Copy each line from the entries that the word "release" appears in.

──────────

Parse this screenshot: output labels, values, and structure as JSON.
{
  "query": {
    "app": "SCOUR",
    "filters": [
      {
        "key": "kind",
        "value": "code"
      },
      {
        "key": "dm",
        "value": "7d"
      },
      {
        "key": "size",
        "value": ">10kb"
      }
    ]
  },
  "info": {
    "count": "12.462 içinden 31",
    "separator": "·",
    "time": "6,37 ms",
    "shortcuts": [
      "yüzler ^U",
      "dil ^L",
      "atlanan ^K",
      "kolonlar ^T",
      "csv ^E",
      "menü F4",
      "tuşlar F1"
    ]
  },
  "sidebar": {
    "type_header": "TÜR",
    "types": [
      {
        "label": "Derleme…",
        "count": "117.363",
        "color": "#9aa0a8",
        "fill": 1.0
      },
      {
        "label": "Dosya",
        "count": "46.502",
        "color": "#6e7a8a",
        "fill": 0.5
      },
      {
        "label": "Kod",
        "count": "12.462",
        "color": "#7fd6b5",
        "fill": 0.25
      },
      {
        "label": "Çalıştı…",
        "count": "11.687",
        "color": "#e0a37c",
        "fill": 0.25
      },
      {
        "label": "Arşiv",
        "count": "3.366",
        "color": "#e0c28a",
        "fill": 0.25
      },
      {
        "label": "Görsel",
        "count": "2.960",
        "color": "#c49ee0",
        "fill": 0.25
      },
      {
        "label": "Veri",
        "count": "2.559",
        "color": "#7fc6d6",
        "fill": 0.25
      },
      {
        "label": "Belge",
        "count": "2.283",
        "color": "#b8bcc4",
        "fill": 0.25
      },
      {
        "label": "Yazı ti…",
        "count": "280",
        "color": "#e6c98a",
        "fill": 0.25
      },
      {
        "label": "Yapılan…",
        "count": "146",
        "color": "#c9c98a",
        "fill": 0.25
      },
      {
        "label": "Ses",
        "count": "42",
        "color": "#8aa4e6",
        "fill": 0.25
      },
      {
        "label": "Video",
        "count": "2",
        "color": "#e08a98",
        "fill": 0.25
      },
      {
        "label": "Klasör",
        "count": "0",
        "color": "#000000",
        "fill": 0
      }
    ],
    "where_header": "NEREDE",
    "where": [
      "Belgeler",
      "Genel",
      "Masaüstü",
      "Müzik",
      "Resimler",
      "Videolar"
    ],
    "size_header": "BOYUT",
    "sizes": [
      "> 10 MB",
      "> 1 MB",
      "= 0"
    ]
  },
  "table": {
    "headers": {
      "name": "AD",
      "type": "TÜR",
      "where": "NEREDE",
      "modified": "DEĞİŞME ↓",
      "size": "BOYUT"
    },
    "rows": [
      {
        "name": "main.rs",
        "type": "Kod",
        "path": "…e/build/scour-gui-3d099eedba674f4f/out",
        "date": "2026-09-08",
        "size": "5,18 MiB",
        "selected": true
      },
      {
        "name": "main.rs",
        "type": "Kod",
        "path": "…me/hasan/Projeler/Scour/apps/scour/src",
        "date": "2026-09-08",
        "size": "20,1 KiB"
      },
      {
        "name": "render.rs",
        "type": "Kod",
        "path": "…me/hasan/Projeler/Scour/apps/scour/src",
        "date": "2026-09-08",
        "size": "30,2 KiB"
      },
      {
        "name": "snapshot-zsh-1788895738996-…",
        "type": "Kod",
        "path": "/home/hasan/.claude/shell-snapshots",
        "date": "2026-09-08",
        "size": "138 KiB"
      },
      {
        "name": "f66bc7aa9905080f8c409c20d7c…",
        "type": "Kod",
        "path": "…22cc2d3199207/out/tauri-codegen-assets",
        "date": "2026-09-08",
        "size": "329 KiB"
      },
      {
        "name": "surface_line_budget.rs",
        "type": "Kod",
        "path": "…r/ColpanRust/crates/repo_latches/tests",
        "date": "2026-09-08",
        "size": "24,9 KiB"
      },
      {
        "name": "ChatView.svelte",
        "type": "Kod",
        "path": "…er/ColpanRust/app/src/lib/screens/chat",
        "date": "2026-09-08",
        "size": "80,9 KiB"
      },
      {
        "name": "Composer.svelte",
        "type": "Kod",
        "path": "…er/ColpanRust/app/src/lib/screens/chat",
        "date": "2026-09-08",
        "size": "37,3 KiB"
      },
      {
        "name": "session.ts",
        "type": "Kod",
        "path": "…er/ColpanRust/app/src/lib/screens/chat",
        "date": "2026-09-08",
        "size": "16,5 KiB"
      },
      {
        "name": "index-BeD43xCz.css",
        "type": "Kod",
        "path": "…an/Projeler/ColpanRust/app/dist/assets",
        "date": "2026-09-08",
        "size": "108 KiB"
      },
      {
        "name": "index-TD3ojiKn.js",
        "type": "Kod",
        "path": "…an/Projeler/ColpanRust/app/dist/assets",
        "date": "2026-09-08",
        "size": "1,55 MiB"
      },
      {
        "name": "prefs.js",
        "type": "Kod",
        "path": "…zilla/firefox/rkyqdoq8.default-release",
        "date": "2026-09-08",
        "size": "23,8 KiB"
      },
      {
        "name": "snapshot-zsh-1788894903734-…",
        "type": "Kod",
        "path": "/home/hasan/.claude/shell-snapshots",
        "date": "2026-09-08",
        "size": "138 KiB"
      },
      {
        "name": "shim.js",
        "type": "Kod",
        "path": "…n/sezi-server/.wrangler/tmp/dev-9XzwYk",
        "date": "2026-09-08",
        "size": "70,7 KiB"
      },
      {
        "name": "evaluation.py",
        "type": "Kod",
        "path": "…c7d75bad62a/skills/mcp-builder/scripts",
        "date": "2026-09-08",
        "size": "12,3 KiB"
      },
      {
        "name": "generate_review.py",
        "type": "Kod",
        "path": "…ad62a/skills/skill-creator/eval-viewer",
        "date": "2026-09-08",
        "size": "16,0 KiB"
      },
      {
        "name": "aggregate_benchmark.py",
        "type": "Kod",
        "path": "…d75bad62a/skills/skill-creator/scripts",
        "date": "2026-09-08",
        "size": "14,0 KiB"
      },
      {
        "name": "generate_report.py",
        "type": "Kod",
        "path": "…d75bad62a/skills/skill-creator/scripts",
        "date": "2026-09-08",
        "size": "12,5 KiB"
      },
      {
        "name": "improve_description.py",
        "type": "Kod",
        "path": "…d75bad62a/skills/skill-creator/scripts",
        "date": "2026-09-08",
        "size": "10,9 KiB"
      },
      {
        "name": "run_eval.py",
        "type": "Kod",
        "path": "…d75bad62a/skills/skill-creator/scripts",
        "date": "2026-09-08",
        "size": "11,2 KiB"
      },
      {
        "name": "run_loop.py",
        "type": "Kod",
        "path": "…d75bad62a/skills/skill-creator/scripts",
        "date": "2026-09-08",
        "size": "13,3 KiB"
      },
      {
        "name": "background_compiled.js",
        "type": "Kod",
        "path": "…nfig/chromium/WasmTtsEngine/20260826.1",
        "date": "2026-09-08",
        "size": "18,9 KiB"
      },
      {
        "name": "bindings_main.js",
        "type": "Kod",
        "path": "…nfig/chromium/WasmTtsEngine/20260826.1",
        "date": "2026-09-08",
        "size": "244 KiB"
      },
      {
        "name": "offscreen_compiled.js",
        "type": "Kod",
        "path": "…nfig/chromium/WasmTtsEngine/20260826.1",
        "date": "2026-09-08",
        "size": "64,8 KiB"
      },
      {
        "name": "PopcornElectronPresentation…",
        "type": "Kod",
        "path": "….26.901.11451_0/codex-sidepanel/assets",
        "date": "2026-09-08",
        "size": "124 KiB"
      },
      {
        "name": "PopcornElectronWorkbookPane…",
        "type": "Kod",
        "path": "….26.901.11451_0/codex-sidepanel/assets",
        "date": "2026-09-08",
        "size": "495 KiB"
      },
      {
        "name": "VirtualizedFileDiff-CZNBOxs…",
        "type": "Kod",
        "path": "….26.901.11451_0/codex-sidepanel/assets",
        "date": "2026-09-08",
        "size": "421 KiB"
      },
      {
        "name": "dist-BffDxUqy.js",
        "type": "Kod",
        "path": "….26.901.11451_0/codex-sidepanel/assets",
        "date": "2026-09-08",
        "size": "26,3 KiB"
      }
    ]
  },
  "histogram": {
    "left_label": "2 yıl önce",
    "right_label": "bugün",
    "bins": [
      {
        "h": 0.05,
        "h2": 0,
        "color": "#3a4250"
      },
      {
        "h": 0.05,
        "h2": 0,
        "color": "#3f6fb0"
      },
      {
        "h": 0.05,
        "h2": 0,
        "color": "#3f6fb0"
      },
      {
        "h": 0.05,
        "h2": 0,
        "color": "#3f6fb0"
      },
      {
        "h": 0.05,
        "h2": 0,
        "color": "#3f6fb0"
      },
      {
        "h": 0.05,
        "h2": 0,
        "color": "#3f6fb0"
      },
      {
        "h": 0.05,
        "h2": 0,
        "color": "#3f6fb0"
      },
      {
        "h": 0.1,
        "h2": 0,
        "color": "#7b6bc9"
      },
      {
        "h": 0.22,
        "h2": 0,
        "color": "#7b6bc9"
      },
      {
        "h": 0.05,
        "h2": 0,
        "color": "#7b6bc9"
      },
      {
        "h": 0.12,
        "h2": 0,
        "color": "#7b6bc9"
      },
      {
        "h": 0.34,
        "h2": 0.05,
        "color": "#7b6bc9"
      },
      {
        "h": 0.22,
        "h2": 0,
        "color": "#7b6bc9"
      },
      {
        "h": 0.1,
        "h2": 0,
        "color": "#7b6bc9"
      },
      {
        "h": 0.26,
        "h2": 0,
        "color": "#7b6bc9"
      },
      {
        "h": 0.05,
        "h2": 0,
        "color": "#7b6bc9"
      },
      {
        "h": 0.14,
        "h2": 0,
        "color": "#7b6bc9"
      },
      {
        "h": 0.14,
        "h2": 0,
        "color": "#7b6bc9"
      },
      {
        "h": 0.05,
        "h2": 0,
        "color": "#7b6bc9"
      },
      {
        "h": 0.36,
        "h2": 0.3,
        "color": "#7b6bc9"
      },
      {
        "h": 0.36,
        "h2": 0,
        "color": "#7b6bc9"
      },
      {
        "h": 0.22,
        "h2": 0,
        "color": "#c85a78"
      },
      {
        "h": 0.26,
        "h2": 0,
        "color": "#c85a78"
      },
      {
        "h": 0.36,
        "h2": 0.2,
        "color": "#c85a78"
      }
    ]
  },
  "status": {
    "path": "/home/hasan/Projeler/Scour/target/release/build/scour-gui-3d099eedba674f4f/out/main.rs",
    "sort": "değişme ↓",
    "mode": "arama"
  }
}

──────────

* [EXERCISE SOLUTION]:
        "path": "…zilla/firefox/rkyqdoq8.default-release",
    "path": "/home/hasan/Projeler/Scour/target/release/build/scour-gui-3d099eedba674f4f/out/main.rs",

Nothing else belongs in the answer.